Tag Archives: Insurgents

President Poroshenko asks the US for more aid against Russia

Speaking to Congress Thursday, Ukrainian President Petro Poroshenko asked for America to provide support to Ukraine to help quell the Russian-backed insurgency in the country, in the form of lethal equipment and continuing the economic sanctions against Russia.

While, according to Al-Jazeera, the US government agreed to provide $46 million in new security assistance to Ukraine’s military forces, Poroshenko made a comment saying, “Blankets and night-vision goggles are important, but one cannot win a war with a blanket.”  The Ukrainian president asked the US to give the embattled country “special security and defense status.”

Poroshenko also requested further assistance from the US in the form of “lethal and non-lethal” military equipment to aid in physical confrontations against the insurgents.

The Obama administration has said they would help the Ukrainian government in the form of financial aid and material support such as bullet-proof vests and combat helmets, but according to RT, President Obama has previously pledged non-lethal support to the country, which they plan on maintaining.

Poroshenko also made a list of evidence to support his claim of Russia’s “imperialistic mindset,” which he says threatens, not only Ukraine, but the West and the global order.  Some of the evidence included Russian troops occupying South Ossetia in 2008 and Transnistria in a similar fashion in 1992, as well as the occupation of Crimea earlier this year.

“The security assurances that were extended to Ukraine then have failed to work, proving that no agreements or treaties can secure world order,” said Poroshenko according to USA Today.  “Therefore, I urge you not to let Ukraine stand alone in the face of this aggression.”

Some members of Congress are agreeing with giving lethal aid to Ukraine after hearing Poroshenko’s speech.

Sen. Bob Corker, R-Tenn., and Sen. Chris Van Hollen, D-Md., both said various weapons should be given to Ukraine to help in their defense but they differ on the timing of providing such support.  While Hollen wants to wait to assess what is happening on the ground and within negotiations, Corker has said the US should have provided such support “when the Russians had 40,000 troops on the border…”

Iraqi Insurgents Storm Mosul, Reportedly Seizing US Weaponry

On Tuesday, insurgents representing a group which calls itself the Islamic State of Iraq and Syria stormed and captured Mosul, the second-largest city in Iraq.

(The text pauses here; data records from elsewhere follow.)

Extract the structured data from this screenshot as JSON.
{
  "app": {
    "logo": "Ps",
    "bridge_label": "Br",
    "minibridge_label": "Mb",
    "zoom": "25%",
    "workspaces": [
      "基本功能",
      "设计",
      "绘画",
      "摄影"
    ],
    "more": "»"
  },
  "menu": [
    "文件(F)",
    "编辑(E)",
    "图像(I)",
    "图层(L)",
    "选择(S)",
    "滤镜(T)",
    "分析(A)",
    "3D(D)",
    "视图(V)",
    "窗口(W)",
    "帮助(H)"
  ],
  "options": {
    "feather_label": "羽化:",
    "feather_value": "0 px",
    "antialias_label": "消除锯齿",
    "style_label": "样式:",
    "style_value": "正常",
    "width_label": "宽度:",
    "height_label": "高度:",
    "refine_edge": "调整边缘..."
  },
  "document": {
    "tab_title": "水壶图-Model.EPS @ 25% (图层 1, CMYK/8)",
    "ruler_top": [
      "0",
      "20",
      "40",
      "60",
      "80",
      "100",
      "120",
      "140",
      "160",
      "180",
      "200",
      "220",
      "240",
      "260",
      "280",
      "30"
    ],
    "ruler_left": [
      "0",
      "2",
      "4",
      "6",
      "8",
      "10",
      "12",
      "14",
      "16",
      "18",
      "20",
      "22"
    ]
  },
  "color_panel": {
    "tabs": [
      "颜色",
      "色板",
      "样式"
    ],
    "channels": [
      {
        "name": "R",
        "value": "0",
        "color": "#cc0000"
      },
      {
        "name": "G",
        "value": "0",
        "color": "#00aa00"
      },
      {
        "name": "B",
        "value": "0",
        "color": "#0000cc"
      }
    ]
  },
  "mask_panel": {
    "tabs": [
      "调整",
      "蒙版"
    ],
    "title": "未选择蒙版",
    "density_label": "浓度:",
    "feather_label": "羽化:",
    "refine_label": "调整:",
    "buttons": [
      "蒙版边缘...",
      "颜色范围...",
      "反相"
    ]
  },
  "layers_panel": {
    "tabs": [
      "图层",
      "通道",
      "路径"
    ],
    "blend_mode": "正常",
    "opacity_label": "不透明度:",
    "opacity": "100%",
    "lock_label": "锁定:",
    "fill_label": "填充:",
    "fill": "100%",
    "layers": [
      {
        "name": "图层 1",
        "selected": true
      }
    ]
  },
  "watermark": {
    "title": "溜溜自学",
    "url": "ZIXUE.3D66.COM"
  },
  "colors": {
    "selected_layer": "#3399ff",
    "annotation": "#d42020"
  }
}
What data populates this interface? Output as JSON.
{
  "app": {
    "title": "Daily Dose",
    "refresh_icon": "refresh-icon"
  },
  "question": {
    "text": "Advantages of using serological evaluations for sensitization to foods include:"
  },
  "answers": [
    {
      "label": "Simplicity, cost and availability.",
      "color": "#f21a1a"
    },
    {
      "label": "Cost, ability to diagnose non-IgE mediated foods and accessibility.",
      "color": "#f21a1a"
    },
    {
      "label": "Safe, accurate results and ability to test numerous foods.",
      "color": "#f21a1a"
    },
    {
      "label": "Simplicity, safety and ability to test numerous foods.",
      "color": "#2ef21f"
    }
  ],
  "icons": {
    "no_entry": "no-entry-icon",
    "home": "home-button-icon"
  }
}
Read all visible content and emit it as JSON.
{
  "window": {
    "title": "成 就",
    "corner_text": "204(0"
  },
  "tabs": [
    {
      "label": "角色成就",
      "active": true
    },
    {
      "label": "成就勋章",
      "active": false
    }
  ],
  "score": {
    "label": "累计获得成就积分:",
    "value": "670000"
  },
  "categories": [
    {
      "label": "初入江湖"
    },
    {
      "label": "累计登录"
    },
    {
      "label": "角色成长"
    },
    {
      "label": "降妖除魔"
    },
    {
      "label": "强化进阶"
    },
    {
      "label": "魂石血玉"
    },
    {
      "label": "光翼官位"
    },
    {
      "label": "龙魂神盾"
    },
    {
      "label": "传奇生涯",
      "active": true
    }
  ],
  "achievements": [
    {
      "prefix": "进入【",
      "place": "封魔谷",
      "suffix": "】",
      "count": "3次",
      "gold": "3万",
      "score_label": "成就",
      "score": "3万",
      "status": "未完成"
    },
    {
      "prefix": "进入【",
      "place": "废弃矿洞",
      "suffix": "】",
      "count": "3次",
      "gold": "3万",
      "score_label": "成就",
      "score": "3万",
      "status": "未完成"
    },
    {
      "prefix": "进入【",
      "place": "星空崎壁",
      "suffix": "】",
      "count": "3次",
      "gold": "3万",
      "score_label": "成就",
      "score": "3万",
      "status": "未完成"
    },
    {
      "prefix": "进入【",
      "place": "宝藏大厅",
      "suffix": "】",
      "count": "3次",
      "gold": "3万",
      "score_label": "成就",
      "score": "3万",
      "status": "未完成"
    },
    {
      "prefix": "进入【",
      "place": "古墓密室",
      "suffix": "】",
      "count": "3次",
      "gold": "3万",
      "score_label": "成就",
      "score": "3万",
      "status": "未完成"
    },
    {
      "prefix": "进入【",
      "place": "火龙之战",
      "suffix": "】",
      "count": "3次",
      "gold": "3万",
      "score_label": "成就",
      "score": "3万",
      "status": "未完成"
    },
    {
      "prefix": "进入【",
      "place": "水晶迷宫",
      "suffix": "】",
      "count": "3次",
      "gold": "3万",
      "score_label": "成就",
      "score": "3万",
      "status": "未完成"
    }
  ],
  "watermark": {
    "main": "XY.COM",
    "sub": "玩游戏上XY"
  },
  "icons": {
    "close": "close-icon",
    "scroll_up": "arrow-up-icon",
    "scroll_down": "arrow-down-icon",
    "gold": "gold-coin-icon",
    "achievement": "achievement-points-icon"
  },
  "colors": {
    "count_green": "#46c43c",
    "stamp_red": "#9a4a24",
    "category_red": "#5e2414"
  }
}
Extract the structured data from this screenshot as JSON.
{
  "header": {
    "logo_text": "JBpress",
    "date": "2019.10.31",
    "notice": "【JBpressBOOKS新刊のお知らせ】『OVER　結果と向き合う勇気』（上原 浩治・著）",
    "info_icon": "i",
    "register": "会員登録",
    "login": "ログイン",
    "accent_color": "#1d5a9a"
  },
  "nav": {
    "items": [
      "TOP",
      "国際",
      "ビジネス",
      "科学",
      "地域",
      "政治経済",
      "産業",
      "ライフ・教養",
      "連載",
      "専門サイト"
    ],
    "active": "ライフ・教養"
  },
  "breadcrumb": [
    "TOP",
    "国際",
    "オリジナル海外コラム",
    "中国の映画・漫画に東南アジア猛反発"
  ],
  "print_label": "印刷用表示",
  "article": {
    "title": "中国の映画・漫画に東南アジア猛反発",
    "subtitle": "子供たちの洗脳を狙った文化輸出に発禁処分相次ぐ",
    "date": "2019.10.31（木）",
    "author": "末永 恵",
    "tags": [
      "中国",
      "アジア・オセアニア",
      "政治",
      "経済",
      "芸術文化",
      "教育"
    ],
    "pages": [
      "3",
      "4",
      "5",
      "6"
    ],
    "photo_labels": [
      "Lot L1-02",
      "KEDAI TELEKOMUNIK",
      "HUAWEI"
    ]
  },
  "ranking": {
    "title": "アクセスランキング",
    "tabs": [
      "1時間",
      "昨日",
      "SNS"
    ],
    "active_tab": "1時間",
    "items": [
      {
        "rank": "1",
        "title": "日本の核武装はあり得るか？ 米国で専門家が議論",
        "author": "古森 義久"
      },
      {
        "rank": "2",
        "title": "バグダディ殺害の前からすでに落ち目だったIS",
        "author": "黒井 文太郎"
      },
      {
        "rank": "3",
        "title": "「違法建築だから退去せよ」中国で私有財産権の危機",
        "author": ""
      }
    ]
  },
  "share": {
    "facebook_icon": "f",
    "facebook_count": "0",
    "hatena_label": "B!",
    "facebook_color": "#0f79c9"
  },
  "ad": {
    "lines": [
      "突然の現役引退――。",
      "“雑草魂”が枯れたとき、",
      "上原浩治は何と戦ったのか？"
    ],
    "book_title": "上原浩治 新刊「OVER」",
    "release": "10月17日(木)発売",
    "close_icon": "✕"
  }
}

The armed rebel group had recently been disavowed by Al-Qaeda leaders, who disagreed with the extreme brutality of ISIS’ tactics. The Washington Post is reporting that, as ISIS fighters charged into the city from the west, many US-trained soldiers and police officers representing the Iraqi government dropped their weapons, stripped off their uniforms, and fled their guard posts, allowing ISIS to seize the entire city and several bases full of weapons, most of which were likely provided by the United States.

According to International Business Times, up to 500,000 residents of Mosul fled in advance of the attack. The city’s population prior to these evacuations was estimated at around 1.5 million people, making this a significant victory for the Sunni insurgency. ISIS also captured Fallujah in January. Iraqi Prime Minister Nuri al-Maliki requested that Parliament declare a state of emergency and called on Iraqis to take up arms and fight back against the insurgents, which may have signaled to ISIS that the government lacks the manpower and resources to defend itself against the group’s advances.

Amid reports that the US is sending F-16s to Iraq, ISIS fighters seized a massive stockpile of weapons and vehicles, which likely included munitions supplied by the United States. The infamous Chechen jihadi fighter Omar al-Shishani was depicted in a photograph on Twitter examining a US-provided Humvee which may have been seized during the attack. The loss of US-supplied weapons to insurgents raises questions as to whether or not the Iraqi government has the ability to keep advanced American weaponry from falling into the wrong hands.

The Islamic State of Iraq and Syria, also referred to as the Islamic State in Iraq and the Levant, claims to be an independent state representing Iraq and Syria, but is unrecognized by international bodies and is considered a rebel group by the Iraqi government. ISIS now controls a significant portion of land in the region, encompassing sections of eastern Syria and western Iraq, and plans to capture the Levant region in the future. Prime Minister Maliki has announced that security forces will be mobilized to combat the invasion.

The sudden seizure of such a large city has shocked observers, causing experts to reassess the strength of ISIS’ fighters. Also, the fact that government forces fled in advance of the attack calls into question the loyalty of Maliki’s soldiers and police officers, some of whom might have had sympathies for the insurgents.